The fallen capo was an army special forces deserter whose brutality and paramilitary tactics transformed a small group of drug cartel enforcers into one of the world’s most feared international criminal organizations. Analysts say his death could set off a power struggle inside the Zetas as its relatively autonomous local cells decide whether to align with its remaining boss, Miguel Angel Trevino Morales, a man considered even more ruthless and brutal than Lazcano.
The killing is also expected to intensify the Zetas’ war with the country’s other dominant criminal organization, the Sinaloa cartel controlled by Mexico’s most-wanted man, Joaquin ‘‘El Chapo’’ Guzman.
At the center of the two cartels’ struggle is Nuevo Laredo, a violence-torn city across from Laredo, Texas. More freight crosses there than anywhere else along the U.S.-Mexican border, making it one of the most valuable smuggling routes in the world.
‘‘There will be a shootout at the OK Corral over Nuevo Laredo,’’ predicted George Grayson, an expert on the Zetas and co-author of ‘‘The Executioner’s Men: Los Zetas, Rogue Soldiers, Criminal Entrepreneurs and the Shadow State They Created.’’
Calderon, who leaves office in two months with the six-year-long war on drug the signature of his presidency, stopped short of unreservedly declaring Lazcano dead, but said evidence clearly indicated the Zetas founder had been slain. He proudly proclaimed that 25 people on a 2009 list of Mexico’s 37 most wanted drug lords have now been killed or arrested.
The president also praised the marines, the security force responsible for most of the highest-profile take-downs of top level drug bosses in Mexico. Many of those operations were launched in cooperation with U.S. officials, who see the marines as more trustworthy and competent than other Mexican military and law enforcement agencies.
In an emailed statement, the U.S. Embassy in Mexico City said only: ‘‘We have seen reports of the possible death of Heriberto Lazcano. We are awaiting confirmation of those reports.’’

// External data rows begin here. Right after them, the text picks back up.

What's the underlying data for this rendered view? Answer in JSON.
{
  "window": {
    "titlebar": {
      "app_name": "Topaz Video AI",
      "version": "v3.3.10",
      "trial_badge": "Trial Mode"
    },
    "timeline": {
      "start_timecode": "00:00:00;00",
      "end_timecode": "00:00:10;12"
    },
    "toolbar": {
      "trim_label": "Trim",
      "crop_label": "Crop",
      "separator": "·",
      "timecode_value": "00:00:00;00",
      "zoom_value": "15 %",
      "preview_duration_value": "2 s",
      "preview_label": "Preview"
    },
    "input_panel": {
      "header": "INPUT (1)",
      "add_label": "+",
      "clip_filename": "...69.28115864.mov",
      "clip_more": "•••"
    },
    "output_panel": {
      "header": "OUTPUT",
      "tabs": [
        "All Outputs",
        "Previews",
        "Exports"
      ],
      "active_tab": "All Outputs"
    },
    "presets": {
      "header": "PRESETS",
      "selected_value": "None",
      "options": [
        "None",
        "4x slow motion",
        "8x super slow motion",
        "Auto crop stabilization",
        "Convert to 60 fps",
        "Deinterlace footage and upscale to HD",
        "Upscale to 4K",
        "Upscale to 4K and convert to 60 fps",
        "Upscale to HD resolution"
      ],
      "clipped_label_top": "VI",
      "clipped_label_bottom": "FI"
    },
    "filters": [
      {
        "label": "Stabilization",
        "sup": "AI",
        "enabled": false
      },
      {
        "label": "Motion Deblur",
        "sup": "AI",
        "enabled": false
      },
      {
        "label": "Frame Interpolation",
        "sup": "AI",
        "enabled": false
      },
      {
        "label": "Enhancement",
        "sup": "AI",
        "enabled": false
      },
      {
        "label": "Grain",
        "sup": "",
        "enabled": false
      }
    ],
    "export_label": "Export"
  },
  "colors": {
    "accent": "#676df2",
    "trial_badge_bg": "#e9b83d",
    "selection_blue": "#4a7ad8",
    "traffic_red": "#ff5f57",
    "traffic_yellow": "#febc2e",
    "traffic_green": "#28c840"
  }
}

But the body’s disappearance demonstrated the unchecked control that drug gangs maintain over large swaths of many Mexican states six years into a struggle that shows little sign of abating.
Coahuila state Attorney General Homero Ramos said that around 1 p.m. Sunday outside a baseball stadium in Progreso, marines spotted a suspicious vehicle that had previously been seen with armed men inside.
The marines ordered the vehicle to stop and the men inside opened fire, setting off a gunbattle. The driver was killed in the vehicle. The other man fled and was shot approximately 900 feet away, dropping an AR-15 assault rifle with an attached grenade launcher, Ramos said.
Officials also found a rocket-propelled grenade launcher with two projectiles, two fragmentation grenades and a variety of firearms in the vehicle, Ramos said.
One man’s driver license identified him as a 44-year-old resident of the nearby city of Sabinas. The other body had no ID. The bodies were taken to a funeral home in Sabinas and investigators took their fingerprints and photographs, officials said.
Early Monday morning, Ramos said, a group of armed men raided the funeral home and forced the director to drive the hearse with the corpses to another location. He did not offer further details.Continued...